Scrap the Roadmap and buy a Compass

I truly hate contradicting my own words of advice, but that’s exactly what I did recently while speaking with a client. I told her, “you’re looking for a roadmap to follow, when in reality you should simply be using a compass.”

As I made that statement, I realized how many years I’ve used the “Roadmap” analogy, and that it actually isn’t the best descriptor for physician career change. Here’s why, since the moment you decided you wanted to be a physician, you followed a roadmap. It was a very detailed roadmap with no side-trips, and barely even an exit ramp. Everything from the courses you needed to take in high school, undergrad or pre-med and on and on, it was all mapped out in front of you. And, today, when you begin to embark on your transition to a nonclinical career, you again want a roadmap to follow.  

The problem with your roadmap is that it is unbending, unyielding. Your roadmap will make you do things you may not want to do. Rather than a roadmap, think in terms of a compass. A compass allows you to set a course, but also to detour, to take the backroads, to experiment and try new things, while always telling you where you are relative to your overall destination.  

That is how you approach transitioning into a nonclinical career. You should sample different options and consider different venues to use your skills, knowledge and passions. Let me give you an example. Many physicians tell me they want to be consultants. I was speaking with a seasoned ER physician recently who told me he could help hospital organizations establish more efficiently and effectively running ER programs. A “roadmap” for this physician would likely be a straight line path towards ER consulting companies. Frankly, that makes sense.

However, using a compass, he might start moving towards ER consulting companies, but along the way, stop in his hospital’s own administrative suite and ask about their strategic perspective on the development of Emergency Services. He might also contact some rural hospitals and inquire if their emergency services are as successful as they wish or expect. He could also contact the American College of Emergency Physicians and learn what programming they offer for ER development and he might be able to  participate as a “expert” resource. The list goes on…. If he can develop emergency services, how about shifting just a bit to emergency preparedness for a community, or for a large company, or internationally…. You see what happens when you put down the roadmap and just use a compass? This physician never lost the focus of ER consulting, but he expanded his options exponentially while always moving in the right direction. 

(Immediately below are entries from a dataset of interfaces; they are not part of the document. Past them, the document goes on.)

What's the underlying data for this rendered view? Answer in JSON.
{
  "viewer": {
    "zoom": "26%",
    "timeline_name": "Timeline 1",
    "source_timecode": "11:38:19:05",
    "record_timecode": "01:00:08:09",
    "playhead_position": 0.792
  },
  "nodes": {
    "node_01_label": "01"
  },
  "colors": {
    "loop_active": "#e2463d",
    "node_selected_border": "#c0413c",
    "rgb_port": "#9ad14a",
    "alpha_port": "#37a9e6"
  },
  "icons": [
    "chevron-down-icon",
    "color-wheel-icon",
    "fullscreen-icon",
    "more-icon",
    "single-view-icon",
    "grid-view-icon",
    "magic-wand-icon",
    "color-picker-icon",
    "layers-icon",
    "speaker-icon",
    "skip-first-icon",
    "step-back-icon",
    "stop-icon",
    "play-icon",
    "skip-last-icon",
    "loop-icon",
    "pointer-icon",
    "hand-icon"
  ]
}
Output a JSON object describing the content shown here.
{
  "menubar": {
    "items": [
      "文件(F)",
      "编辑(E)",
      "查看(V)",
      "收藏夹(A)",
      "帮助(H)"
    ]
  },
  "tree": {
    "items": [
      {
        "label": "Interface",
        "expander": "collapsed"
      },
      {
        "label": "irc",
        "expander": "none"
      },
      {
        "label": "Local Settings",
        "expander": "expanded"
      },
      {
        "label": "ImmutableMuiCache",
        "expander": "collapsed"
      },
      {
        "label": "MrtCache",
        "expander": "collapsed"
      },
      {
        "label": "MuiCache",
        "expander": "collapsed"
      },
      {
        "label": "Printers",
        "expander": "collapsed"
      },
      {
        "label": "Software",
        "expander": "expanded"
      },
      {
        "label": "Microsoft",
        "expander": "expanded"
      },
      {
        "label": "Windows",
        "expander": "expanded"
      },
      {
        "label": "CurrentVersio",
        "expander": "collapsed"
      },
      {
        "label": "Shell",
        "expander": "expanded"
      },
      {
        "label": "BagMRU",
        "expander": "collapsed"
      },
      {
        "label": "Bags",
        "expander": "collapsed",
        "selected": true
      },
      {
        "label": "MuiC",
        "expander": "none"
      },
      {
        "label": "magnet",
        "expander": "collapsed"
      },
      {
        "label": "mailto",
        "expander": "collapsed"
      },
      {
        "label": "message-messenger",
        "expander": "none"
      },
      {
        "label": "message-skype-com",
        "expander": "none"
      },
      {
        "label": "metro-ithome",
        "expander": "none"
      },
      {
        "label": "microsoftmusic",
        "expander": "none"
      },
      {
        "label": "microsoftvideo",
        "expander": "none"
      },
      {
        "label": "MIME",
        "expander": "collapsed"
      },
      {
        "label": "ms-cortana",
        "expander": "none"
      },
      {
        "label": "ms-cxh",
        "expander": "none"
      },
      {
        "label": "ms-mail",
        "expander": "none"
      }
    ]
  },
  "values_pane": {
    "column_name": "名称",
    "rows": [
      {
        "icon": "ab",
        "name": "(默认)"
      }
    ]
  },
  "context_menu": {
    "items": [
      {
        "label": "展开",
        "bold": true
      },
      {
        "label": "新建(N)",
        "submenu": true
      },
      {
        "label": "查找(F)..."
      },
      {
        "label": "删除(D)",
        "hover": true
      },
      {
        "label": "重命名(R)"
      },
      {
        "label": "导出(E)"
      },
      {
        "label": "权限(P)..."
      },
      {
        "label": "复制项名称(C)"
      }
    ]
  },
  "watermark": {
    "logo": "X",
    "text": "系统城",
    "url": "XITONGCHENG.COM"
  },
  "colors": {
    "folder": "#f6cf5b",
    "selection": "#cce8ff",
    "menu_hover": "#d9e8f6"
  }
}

I’m a great fan of the Corps of Discovery. Their stories can thrill me to no end. But, when Lewis and Clark set out on their epic adventure, they basically had a compass. They knew they needed to go west to reach the Pacific Ocean. However, if you track the actual path they followed, it is a circuitous route. They followed their instincts, made some great choices… and frankly a few bad ones. However, the breadth of experience and knowledge they gained was invaluable.  

When you decide it’s time to embark on your career transition, you certainly need to have an endpoint to set your compass towards, but don’t limit yourself by too narrow a focus. Be open to some exploration and in the end you’ll make a much better vetted decision about your ultimate destination.